■ WORK ITEM: Search the data for the string "object" and extract every line where it appears.

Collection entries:
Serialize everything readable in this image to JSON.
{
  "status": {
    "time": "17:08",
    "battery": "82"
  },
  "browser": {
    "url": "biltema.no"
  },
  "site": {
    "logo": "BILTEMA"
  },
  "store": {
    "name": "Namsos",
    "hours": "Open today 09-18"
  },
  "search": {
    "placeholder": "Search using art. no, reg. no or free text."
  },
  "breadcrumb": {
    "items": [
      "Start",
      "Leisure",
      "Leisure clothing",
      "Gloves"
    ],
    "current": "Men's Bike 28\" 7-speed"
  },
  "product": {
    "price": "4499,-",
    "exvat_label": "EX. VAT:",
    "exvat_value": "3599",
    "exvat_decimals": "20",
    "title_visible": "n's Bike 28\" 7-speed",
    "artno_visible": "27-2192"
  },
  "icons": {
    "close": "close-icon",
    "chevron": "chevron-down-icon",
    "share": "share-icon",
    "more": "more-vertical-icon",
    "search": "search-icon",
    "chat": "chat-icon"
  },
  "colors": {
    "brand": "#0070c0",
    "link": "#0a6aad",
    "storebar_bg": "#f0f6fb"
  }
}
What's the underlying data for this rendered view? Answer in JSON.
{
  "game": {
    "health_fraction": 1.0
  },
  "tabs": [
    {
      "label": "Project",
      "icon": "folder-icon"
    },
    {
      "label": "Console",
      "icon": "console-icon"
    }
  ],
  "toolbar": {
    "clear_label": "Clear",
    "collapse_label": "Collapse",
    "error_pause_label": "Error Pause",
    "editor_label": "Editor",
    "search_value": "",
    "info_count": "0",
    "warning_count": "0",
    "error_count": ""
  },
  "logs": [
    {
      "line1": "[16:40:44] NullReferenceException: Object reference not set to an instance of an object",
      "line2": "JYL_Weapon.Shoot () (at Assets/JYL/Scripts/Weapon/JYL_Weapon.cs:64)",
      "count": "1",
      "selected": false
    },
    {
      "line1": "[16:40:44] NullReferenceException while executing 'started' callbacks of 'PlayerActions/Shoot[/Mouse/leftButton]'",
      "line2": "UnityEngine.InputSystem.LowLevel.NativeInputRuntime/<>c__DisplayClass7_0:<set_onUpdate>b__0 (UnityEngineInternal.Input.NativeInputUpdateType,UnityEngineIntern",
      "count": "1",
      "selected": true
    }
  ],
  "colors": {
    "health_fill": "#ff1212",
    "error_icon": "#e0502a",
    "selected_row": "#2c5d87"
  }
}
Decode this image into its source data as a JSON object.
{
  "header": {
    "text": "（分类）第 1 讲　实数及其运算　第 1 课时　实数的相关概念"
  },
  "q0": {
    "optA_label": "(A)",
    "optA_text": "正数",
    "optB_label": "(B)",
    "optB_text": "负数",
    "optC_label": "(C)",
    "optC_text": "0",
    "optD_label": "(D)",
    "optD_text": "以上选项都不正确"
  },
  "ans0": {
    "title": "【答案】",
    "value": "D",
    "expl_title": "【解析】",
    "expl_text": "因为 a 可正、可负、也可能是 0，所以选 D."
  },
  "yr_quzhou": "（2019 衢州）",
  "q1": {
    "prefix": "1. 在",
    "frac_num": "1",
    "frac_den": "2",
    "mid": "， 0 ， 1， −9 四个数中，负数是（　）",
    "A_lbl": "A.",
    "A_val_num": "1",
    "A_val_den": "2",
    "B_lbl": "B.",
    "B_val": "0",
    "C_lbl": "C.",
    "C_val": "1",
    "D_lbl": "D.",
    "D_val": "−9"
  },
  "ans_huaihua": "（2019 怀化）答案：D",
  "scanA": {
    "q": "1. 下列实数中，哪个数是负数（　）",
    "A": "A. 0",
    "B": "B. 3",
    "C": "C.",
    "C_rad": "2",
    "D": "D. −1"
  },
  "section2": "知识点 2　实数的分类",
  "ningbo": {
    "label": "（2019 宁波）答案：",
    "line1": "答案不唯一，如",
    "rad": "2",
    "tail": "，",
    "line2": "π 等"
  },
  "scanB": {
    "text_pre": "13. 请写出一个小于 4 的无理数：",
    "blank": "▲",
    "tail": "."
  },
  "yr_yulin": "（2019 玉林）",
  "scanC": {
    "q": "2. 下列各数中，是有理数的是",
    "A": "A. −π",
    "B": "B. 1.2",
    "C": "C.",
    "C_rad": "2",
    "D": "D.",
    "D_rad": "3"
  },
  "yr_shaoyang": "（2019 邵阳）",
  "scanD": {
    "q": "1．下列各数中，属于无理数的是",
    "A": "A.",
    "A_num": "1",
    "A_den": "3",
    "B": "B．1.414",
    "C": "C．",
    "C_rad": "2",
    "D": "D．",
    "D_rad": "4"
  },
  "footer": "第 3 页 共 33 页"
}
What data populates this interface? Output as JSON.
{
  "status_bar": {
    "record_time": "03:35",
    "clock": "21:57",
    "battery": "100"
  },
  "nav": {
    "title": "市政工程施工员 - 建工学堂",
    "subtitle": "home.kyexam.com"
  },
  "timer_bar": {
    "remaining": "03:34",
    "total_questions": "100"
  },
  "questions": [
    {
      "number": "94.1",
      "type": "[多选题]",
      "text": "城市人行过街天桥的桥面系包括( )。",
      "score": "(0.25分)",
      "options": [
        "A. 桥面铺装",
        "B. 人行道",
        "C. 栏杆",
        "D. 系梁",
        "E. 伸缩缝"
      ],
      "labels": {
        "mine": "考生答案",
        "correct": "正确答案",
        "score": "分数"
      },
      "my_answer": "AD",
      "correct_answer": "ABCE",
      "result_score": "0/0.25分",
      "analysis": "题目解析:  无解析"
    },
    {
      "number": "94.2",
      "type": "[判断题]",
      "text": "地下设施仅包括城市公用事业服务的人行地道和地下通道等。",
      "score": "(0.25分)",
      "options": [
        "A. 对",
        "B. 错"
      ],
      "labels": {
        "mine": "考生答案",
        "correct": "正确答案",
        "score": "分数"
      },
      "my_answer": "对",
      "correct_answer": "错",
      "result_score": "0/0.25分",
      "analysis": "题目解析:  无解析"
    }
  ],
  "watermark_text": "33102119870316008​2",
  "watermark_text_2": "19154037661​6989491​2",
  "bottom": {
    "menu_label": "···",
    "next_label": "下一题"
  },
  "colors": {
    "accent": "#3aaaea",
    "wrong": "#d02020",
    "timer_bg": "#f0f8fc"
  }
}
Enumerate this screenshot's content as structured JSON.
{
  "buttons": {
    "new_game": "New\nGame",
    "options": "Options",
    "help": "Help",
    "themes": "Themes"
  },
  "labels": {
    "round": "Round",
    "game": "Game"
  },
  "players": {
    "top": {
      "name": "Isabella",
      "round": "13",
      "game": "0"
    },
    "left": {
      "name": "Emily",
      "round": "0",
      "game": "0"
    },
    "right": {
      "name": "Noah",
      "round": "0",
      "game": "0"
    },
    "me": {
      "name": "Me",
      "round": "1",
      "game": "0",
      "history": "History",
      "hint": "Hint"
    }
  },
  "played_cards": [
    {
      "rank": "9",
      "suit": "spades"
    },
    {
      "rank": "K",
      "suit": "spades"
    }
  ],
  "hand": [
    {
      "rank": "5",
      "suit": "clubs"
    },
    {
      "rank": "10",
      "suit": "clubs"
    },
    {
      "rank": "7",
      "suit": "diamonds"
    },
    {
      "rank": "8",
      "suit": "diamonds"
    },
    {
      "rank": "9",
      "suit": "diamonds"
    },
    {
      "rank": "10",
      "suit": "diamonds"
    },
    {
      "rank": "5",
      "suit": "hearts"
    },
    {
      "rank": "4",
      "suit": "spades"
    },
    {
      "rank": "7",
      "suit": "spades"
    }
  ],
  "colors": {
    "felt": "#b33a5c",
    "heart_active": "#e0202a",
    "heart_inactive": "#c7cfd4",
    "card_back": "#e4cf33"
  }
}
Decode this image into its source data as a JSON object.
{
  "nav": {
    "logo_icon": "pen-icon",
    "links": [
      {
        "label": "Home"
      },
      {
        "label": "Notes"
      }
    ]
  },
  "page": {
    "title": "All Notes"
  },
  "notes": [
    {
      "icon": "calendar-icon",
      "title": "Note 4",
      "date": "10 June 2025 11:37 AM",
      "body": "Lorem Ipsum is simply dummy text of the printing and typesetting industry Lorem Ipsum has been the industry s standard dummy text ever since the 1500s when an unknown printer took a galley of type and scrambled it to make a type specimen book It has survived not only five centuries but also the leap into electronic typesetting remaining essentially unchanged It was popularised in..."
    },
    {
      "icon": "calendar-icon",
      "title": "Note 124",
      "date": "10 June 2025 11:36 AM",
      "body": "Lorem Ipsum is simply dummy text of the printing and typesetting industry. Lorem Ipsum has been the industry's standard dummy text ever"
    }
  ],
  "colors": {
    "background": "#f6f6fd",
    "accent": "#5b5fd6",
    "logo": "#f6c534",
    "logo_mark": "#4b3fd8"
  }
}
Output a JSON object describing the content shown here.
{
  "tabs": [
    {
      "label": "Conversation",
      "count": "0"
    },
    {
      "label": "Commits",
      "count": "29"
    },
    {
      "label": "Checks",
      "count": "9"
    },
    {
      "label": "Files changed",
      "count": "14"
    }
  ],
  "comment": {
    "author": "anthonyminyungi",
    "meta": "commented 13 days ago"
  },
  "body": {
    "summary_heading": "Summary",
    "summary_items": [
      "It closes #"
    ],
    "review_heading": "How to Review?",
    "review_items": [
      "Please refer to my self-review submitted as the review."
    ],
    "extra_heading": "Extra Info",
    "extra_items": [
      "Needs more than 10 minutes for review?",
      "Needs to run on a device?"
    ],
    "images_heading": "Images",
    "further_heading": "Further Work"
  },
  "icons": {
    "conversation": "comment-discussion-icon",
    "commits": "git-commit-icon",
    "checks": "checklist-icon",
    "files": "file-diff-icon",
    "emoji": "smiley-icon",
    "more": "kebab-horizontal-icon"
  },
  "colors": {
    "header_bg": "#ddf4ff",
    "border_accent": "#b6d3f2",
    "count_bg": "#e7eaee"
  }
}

■ ANSWER SPACE:
      "line1": "[16:40:44] NullReferenceException: Object reference not set to an instance of an object",
Decode this image into its source data as a JSON object.
Decode this image into its source data as a JSON object.
Output a JSON object describing the content shown here.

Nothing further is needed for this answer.